From here you also have access to the program’s file scanning facilities,where you can perform full system scans, scan removable media or specific files and directories and there is also an option to scan at boot time. Scanning a location displays a progress bar and, depending on the contents of the directory being scanned, completes in reasonable time.
The Real-Time Shields options allows you to monitor the program as it continuously scans various aspects of your computer such as email, IM, network etc.
The Additional Protection features include an interesting “sandbox”, wherein suspicious programs can, apparently, be test run within a protected environment, ensuring your system will not be affected should the program turn out to be infected. Here, you can also access the “WebRep browser plugins, which maintain a database of the reputation of a particular website, informing you of such for the sites you visit. The plugins can also be uninstalled from here.
The Maintenance features allow manual updates of the program and virus definitions, should you prefer to do this manually rather than automatically.
Generally, most of the settings you would access most frequently are quickly and easily available on the main user interface, which is clear and concise, though more detailed settings are available via the Settings button at the top, should you wish to change the program’s default behaviour.
You have the options to change tray icons, popup duration, automatic update parameters, how much disk space to allow for storage of infected files, password protect the program, language, sounds etc. There is also an option to use “Silent/Gaming Mode” (also available on the tray icon context menu), which stops the program from playing sounds and displaying popups should you be playing a game or using a full screen application. Also on the context menu is the facility to disable the program from monitoring activity for a specified period of time, until rest or permanently; invocation of which shows a dialogue confirmation box. Such allows you to stop the program whilst, perhaps, running a particularly resource hungry game or similar.

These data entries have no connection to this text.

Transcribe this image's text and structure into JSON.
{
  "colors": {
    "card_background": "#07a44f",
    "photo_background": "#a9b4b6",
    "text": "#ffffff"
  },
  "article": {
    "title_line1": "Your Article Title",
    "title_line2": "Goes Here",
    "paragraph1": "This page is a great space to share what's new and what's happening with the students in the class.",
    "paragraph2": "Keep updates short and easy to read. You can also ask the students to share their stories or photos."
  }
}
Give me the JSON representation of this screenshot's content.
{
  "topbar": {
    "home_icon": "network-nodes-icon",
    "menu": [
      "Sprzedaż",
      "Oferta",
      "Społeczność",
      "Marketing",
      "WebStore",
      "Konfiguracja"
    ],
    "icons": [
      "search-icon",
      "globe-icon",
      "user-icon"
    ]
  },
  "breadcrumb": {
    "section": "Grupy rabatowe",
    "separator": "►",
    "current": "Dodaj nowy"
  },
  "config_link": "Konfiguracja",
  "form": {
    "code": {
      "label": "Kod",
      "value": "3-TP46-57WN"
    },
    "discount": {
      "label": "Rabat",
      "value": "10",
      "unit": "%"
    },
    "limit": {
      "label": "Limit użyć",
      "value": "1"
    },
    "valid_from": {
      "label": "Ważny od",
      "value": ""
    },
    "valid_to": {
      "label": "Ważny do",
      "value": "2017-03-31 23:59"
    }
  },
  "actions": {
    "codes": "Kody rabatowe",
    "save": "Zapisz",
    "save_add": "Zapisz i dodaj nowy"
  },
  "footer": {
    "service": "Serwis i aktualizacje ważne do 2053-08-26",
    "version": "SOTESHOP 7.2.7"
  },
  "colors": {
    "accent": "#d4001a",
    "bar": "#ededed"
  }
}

Scanning emails is what most people will be concerned about and theres’ nothing more frustrating than an antivirus program which takes an age to scan your outgoing emails or causes a timeout whilst doing so. I tested the program with a 5mb attachment (using Outlook Express), which didn’t seem to be unduly delayed by the program. Unfortunately, the program reports that it can’t scan emails with Windows Live due to the type of security employed, though in OE (which I use for Yahoo mail and Gmail), you can change the security settings to allow Avast to scan emails. Should you wish not to use Avast to scan your emails, however, you can disable this facility within the program’s advanced settings.
In conclusion, the program is well designed and very polished; it’s features readily accessible and customisable. It scans when asked to and monitors what I want. It doesn’t seem to be particularly intrusive once the non-critical popups and sounds are disabled, nor does it appear to be any more resource hungry than other, similar programs. It updates frequently and efficiently and, as far as the “Home” version is concerned, is totally free.
The most important question is, however, does it actually work?
It didn’t pick up any viruses whilst scanning, but do I have one to find? Well, as I pointed out before, by a combination of care and some common sense, I haven’t been infected in some time, though I’ve always been concerned that I might be. I’m more than happy that nothing untoward was reported by the program, and I think I’ll keep it installed; it’s a bit more peace of mind after all.